As a matter of practice petitioners in the field of labour law in Ontario have not generally sought to enforce arbitration board decisions while judicial proceedings are pending.
That is readily distinguishable from the present case which consisted of certification proceedings which gives the labour Union the right to entertain collective bargaining, and is quite dissimilar from an arbitration board ruling. In that connection it appears to be apposite to quote from Osler J. in the Wells Fargo case. He states at p. 103:
It seems to me that the interests of the employer are many and the question of labour relations is only one of those with which we must deal. The interests of the respondent union lies only in representing the employees and its relationship with its own members and constituents can hardly be unaffected by the frustration that would result from an order staying the effect of the board's certificate and it's for those reasons ... it does not seem to me appropriate to make such an order.
15 ††††I have already quoted Estey J.A. that "labour relations delayed are labour relations denied and defeated" in the Ottawa Journal case and, finally, I will report the clause of Laskin J.A. found in Regina v. Ontario Labour Relations Board ex parte Nick Masney Hotels Ltd. (1970), 3 O.R. 461 at 465, per Laskin J.A.:
The Labour Relations Board deals in certification matters with fluid situations which cannot be judged by the more leisurely standards that operate in the prosecution of a claim for damages for a tort or for a breach of contract where the situation is fairly well frozen when a tort or a breach of contract has occurred. Expedition is important to a union to employees and to an employer since the certification is merely the first step in an often laborious collective bargaining process.
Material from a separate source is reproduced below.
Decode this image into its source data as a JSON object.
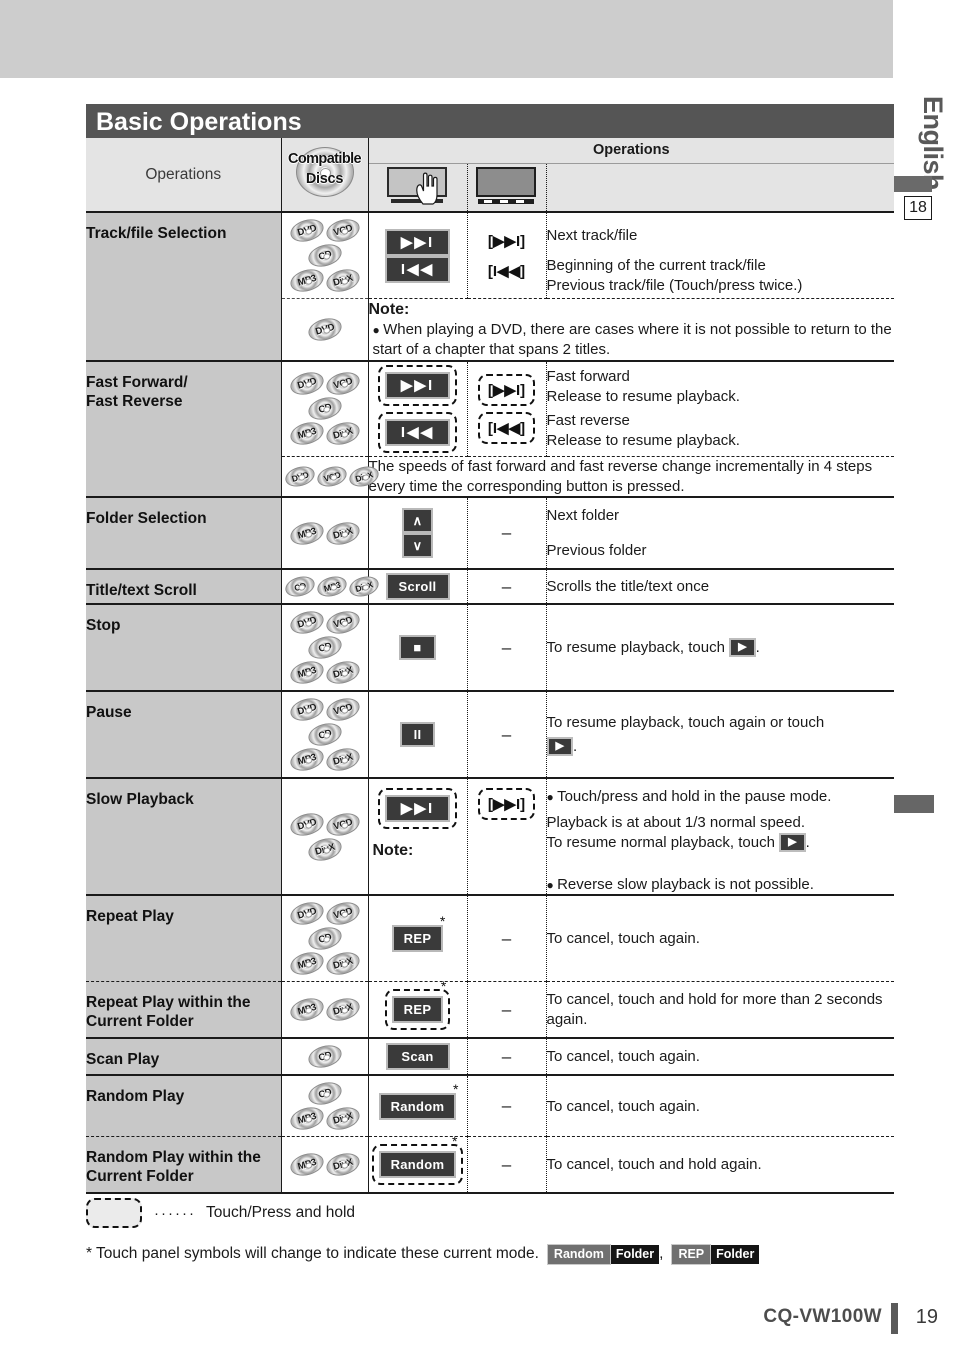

16 ††††For all these reasons I fail to find that the applicant made out a strong prima facie case and, therefore, it is not necessary for me to consider the matter of irreparable damages or the balance of convenience, but I will say that I do not find that the damages would be irreparable for the applicant and I find that as far as the balance of convenience, emphasizing Osler J.'s reasons in the Wells Fargo case, I feel that the balance of convenience would be in favour of the respondents. As regards the Constitutional argument about s. 2 of the Charter of Rights, I find that it has no merit and I can do no better than quote the words of Kroft J. in Re Prime et al. v. Manitoba Labour Relations Board et al., a 1983 case found in 3 D.L.R. (4th) 74 at p. 83, where the learned judge states as follows:
As to the fundamental freedom of association I need only say that there is nothing in the Act for the decision of the Board which forces these employees to join or to refrain from joining a union. They have not been prevented from associating as they please. There has bean no limitation of this fundamental freedom. This is not a case where a resort to the trier or prevents the Board from exercising its statutory powers.
17 ††††Therefore, for these reasons also I dismiss the application and will hear submissions concerning costs if counsel prefer. I have heard no arguments but my inclination, unless counsel feel otherwise, is to say that the costs in this application should be dealt with by the Divisional Court.